Frequently Asked Questions
Here are answers to some of the most common questions homeowners have about selecting grout for kitchen backsplashes:
What is the most popular grout choice for kitchen backsplashes?
For most backsplashes, a sanded cement-based grout offers an ideal balance of affordability, ease of application, and durability to stand up well in moderate-to-high traffic kitchen areas. White or light grey are popular grout color choices for a clean, classic look.
What should I avoid using in a kitchen backsplash?
Avoid non-sanded grout for heavy use areas since it lacks the durability of sand-enhanced grout. Also avoid specialty grouts like metallic or glow-in-the-dark that are better suited to low-traffic accent walls vs. kitchen prep zones.
Can I use leftover tile grout in the gaps on my backsplash?
It’s not recommended. Flooring grouts are formulated differently than products designed specifically for backsplash use. They may not adhere as effectively to wall surfaces. Stick with a grout blend approved for vertical tile installation.
How do I match grout color to my existing backsplash?

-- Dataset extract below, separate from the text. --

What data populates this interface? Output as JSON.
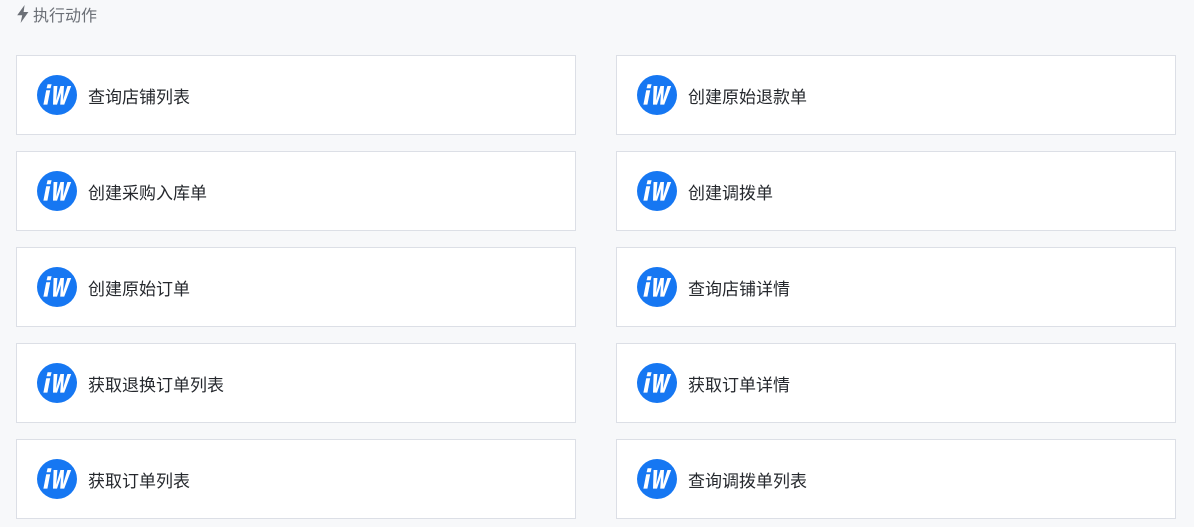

Take a grout sample piece to home improvement stores and hold it against grout colors until you find the closest match. Be sure to match the texture (sanded vs. non-sanded) as well. White and off-white are the easiest shades to match to existing grout.
Should I seal my backsplash grout?
Sealing is highly recommended for cement-based grouts to boost stain resistance. Epoxy and urethane grouts also benefit from occasional sealing to refresh water-repelling properties. Always use a sealant designed specifically for grout rather than a generic tile sealant.
How soon can I get the backsplash wet after regrouting?
Cement grout takes 24-48 hours to fully cure and epoxy up to 3 days. Avoid direct water contact during these periods. Wait at least 7 days for epoxy or urethane grouts before exposing them to heavy moisture. Check manufacturer guidelines for any water restrictions after installation.
Selecting the optimal grout for your new or existing kitchen backsplash is a key decision that impacts aesthetics, durability and ease of maintenance. Take into account tile material, traffic levels, exposure to water and potential staining when weighing grout options ranging from traditional cement grouts to more advanced epoxy and urethane blends. With the right grout choice tailored to your specific backsplash needs, you can achieve a high-performing accent wall that seamlessly blends form and function.